Since Ferguson, over 150 volunteers have baked over 800 Sweet Potato Comfort Pies™ that have been presented as gifts in response to crisis or celebration. In August 2015, pies were taken to Mother Emanuel AME Church in Charleston, South Carolina after the murder of nine African Americans by a white supremacist. In November 2015, pies were delivered to the Fourth Precinct in North Minneapolis and given or served to protestors, as well as to police officers, community leaders, and family members of Jamar Clark. Then, too soon afterwards, pies were made for the family of Philando Castile who was killed in Falcon Heights in July 2016, also at the hands of a police officer. At the end of the 2016 school year, 30 pies (intentionally named after 30 diverse women educators alive and deceased) were baked at Shir Tikvah Synagogue in south Minneapolis by 15 diverse women who then delivered and presented the pies to Twin Cities’ students, schools, parents, and educators in special recognition for their successes in educational endeavors. In October of this year, pies were made with an Indigenous Circle of Grandmothers in Omaha, Nebraska and then delivered to the ‘Water Protectors’ at Standing Rock Reservation in North Dakota.
Across this nation, there is an urgency to respond to the hurt, the divisiveness, and the absence of trust. The Minnesota Humanities Center recently received a grant from the National Endowment for Humanities to creatively host such critical conversations called CommonPlace. These dialogues will focus on race in a way aimed to help participants share actions that will lead to healthy solutions. Sweet Potato Comfort Pie™ is proud to partner with the Humanities Center in launching CommonPlace. Join us on December 12, 2016, as we engage in authentic story circles, respectfully listen to each other, and yes, eat delicious sweet potato pie prepared in solidarity by 20 participants comprised of community leaders, youth, Veterans, and police officers.
Learn more and register.
The response of the members of Mother Emanuel Church to the killings there--mercy instead of revenge--startled the nation. In a quieter but parallel way, Sweet Potato Comfort Pie offers profound wisdom to all of us from the African American experience. And it's wisdom that doesn't get stymied by fear. As Rose says, when she drove to Ferguson with that trunk full of pies, she didn't know "what to expect." Nobody knows "what to expect" when the conversation circles of CommonPlace gather, either, but the combination of listening and then eating "delicious sweet potato pie" strikes me as having a better chance than nearly anything else we could do "to respond to the hurt, the divisiveness, and the absence of trust" so prevalent today.ReplyDelete

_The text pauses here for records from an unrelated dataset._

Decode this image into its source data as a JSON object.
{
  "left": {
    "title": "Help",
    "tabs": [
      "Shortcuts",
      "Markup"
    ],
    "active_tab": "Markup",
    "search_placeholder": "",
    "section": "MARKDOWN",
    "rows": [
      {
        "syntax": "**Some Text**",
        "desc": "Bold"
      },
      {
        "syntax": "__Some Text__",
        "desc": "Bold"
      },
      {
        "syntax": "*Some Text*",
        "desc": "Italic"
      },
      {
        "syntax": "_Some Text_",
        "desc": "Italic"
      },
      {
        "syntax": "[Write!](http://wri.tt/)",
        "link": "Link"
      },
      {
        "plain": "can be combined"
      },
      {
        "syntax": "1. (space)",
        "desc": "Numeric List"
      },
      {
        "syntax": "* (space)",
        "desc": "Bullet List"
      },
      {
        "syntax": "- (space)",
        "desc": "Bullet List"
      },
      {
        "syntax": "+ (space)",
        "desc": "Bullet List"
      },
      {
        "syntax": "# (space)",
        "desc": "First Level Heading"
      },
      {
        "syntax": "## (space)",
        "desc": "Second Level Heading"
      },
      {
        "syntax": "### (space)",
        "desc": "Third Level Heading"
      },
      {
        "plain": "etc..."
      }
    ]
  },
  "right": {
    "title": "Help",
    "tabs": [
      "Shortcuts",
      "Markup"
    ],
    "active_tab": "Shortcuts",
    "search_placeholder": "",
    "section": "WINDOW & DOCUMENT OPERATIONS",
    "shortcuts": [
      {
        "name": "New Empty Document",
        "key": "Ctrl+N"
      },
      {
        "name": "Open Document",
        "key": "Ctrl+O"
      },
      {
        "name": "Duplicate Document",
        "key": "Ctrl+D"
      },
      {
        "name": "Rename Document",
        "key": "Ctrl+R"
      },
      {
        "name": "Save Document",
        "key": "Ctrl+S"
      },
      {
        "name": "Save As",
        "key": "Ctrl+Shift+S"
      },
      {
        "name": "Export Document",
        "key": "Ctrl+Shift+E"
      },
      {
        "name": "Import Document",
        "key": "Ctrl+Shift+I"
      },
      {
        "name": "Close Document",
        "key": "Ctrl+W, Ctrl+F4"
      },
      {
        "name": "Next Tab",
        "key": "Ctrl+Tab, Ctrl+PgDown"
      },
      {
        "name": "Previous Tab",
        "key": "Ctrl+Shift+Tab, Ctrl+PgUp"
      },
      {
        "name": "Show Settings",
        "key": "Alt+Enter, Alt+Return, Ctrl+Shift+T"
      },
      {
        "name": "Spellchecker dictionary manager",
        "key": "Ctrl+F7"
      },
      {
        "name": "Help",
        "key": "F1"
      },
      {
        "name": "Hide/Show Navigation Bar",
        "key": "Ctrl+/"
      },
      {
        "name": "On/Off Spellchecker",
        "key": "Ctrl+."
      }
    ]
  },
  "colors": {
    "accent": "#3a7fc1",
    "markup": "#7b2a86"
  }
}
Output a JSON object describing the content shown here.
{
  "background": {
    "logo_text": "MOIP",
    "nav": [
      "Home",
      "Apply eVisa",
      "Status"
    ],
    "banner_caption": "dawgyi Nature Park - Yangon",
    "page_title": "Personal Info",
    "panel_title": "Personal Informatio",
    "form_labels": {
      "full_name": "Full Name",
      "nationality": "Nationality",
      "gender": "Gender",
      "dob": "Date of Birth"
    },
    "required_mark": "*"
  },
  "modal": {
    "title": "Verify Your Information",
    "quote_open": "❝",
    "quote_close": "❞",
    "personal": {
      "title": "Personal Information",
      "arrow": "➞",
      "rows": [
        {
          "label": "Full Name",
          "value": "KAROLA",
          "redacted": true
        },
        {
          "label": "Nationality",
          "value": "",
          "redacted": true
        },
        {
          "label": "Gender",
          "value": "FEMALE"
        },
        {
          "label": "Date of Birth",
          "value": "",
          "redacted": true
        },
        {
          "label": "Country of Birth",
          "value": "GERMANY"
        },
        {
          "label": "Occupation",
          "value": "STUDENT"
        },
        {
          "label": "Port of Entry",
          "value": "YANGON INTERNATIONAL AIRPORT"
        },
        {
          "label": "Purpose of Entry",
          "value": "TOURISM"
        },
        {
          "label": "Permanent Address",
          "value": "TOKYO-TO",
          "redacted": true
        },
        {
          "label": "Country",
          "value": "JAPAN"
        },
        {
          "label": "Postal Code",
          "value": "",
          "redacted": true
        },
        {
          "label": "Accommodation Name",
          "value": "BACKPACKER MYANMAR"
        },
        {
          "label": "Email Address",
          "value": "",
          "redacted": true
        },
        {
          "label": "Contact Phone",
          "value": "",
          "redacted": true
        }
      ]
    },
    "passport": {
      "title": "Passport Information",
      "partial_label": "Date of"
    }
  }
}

I love the generational handing-on of giving, Rose. You are a blessing.ReplyDelete